A particularly chilling manifestation of this vision comes, not from Big Pharma itself, but from one of its pusher clients, Target. An advertisement in popular news magazines showcases its newly designed medication bottles with personalized, color-coded rings "to clearly identify the medication for each family member." The advert shows three smiling children and their father, each with his own personalized bottle of drugs. The assumption is clear: if you're a human being, you are supposed to be on something.
turning disease into the default
Big Pharma's direct-to-consumer strategy is not mere advertising. It is an audacious attempt to rework the default status of the human body. As Moynihan and Cassels put it in Selling Sickness, the goal of Big Pharma is "putting disease at the center of human life"

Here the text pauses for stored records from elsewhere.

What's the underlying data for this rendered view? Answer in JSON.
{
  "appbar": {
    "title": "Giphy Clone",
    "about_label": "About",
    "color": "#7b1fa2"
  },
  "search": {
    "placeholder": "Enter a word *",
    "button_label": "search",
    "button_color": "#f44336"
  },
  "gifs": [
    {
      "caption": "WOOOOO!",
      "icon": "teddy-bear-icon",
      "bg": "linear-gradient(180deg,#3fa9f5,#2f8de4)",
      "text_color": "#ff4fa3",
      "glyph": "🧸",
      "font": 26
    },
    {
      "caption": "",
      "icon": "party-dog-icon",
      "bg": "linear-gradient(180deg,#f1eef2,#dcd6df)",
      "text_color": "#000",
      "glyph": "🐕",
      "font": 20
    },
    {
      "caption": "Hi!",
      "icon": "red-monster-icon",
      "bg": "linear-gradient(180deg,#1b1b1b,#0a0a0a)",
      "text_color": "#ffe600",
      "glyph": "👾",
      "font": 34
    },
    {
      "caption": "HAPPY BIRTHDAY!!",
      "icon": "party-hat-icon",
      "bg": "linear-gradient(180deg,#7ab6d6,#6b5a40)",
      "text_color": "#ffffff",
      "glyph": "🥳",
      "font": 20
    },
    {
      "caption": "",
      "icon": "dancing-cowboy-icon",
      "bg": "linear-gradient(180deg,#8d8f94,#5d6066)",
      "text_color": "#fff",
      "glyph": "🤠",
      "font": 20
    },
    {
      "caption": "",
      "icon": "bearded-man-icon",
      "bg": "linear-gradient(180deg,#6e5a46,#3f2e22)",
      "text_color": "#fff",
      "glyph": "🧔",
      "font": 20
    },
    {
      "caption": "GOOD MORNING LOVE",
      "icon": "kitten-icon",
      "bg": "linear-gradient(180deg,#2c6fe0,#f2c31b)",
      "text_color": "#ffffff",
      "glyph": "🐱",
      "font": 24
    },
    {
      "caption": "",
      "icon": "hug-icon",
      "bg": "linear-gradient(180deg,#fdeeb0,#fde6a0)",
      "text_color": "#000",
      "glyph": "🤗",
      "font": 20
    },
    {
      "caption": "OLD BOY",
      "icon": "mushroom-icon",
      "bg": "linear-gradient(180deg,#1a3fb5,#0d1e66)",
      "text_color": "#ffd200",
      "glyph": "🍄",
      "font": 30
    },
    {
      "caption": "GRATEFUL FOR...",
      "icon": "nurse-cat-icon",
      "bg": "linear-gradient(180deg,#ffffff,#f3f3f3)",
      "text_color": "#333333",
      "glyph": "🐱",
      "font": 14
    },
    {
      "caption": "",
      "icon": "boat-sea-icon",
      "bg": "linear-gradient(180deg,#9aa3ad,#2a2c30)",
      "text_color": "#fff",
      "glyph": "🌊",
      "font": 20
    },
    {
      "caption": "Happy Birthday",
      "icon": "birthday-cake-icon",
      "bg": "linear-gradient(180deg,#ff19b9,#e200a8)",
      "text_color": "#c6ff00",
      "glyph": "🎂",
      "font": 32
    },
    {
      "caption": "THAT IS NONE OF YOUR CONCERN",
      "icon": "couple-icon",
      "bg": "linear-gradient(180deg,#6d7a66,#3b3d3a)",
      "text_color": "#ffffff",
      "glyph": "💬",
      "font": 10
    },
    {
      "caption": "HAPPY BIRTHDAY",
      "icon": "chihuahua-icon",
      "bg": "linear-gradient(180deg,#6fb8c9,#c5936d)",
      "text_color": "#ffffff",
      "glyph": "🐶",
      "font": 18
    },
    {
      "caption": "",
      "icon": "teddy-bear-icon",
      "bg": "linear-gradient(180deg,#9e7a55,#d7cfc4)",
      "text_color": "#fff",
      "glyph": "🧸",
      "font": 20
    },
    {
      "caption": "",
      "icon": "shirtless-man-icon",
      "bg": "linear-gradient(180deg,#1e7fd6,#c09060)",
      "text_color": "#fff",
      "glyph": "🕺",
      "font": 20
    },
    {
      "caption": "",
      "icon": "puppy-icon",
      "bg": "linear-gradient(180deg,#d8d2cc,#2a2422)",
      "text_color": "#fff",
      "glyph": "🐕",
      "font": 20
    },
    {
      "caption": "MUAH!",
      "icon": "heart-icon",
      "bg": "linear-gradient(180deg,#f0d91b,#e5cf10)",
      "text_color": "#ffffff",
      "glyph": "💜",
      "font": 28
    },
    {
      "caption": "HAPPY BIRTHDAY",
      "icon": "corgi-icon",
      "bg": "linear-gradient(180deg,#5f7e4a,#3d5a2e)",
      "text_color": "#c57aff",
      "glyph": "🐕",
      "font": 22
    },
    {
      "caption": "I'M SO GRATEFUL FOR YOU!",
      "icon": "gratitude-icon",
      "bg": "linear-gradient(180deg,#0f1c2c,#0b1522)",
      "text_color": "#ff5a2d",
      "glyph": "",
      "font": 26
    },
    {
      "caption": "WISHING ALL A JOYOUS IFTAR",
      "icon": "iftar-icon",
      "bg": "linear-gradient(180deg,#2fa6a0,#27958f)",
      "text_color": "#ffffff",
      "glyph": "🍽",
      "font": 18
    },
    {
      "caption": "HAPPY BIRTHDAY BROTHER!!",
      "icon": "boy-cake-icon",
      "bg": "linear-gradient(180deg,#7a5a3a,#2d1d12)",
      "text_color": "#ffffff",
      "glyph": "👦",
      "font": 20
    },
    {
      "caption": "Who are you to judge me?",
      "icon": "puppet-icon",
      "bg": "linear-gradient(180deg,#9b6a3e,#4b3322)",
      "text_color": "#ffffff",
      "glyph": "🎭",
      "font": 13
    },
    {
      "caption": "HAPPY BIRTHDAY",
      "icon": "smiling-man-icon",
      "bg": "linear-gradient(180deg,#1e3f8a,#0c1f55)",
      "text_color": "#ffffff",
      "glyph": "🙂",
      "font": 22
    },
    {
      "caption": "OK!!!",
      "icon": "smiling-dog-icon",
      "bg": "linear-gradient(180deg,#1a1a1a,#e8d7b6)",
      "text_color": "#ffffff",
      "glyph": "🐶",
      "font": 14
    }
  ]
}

For the vast majority of human history, vigorous, robust health has been the default. Yes, there were plenty of infectious diseases, suffering and early death in the mix, but if you managed to avoid the pathogens and the predators, your body would be strong and resilient. The norm, as it is for all animals, is health.
Big Pharma wants to change all that. From this point forward, you are assumed to be diseased. You may be asymptomatic at the moment, but that's a temporary state. By redefining what's normal, we can make you sick merely by moving a few data points on a graph. Given the right kind of management, you will soon become a patient/customer. Once you are absorbed into the body of Big Medicine, you will become dependent for life.
call to action
Obviously, we need is an antidote to Big Pharma. (Hmm...Maybe there's a pill for that..."Taken once a day, this convenient new medication will decrease your anxiety about pharmaceutical marketing and help you live free again. Ask you doctor about Pharmaway.")
Satire aside, we can begin by taking matters of health into our own hands. We start by taking care of our bodies with a movement-based lifestyle and a food-based diet. Craft a lifestyle that promotes health and independence and don't deal with Big Pharma unless it's absolutely necessary. (Avoid Big Pharma like the plague!) Don't believe what you see in a Big Pharma advertisement and don't allow your relationship with your body to be defined or distorted by fear marketing.
Use pharmaceuticals only as a last resort. Give your body a chance to seek out homeostasis on its own. Let your natural regulatory mechanisms do their thing. Make your body stronger with robust physical movement, stress relief and joy. It's really the best approach; just ask your doctor.
Selling Sickness: How The World's Biggest Pharmaceutical Companies Are Turning Us All Into Patients Ray Moynihan and Alan Cassels, Nation Books 2005
Suddenly Sick: The Hidden Big Business Behind Your Doctor's Diagnosis
Seattle Times, June 26 - June 30, 2005
No Free Lunch: an alliance of health care providers who believe that
pharmaceutical promotion should not guide clinical practice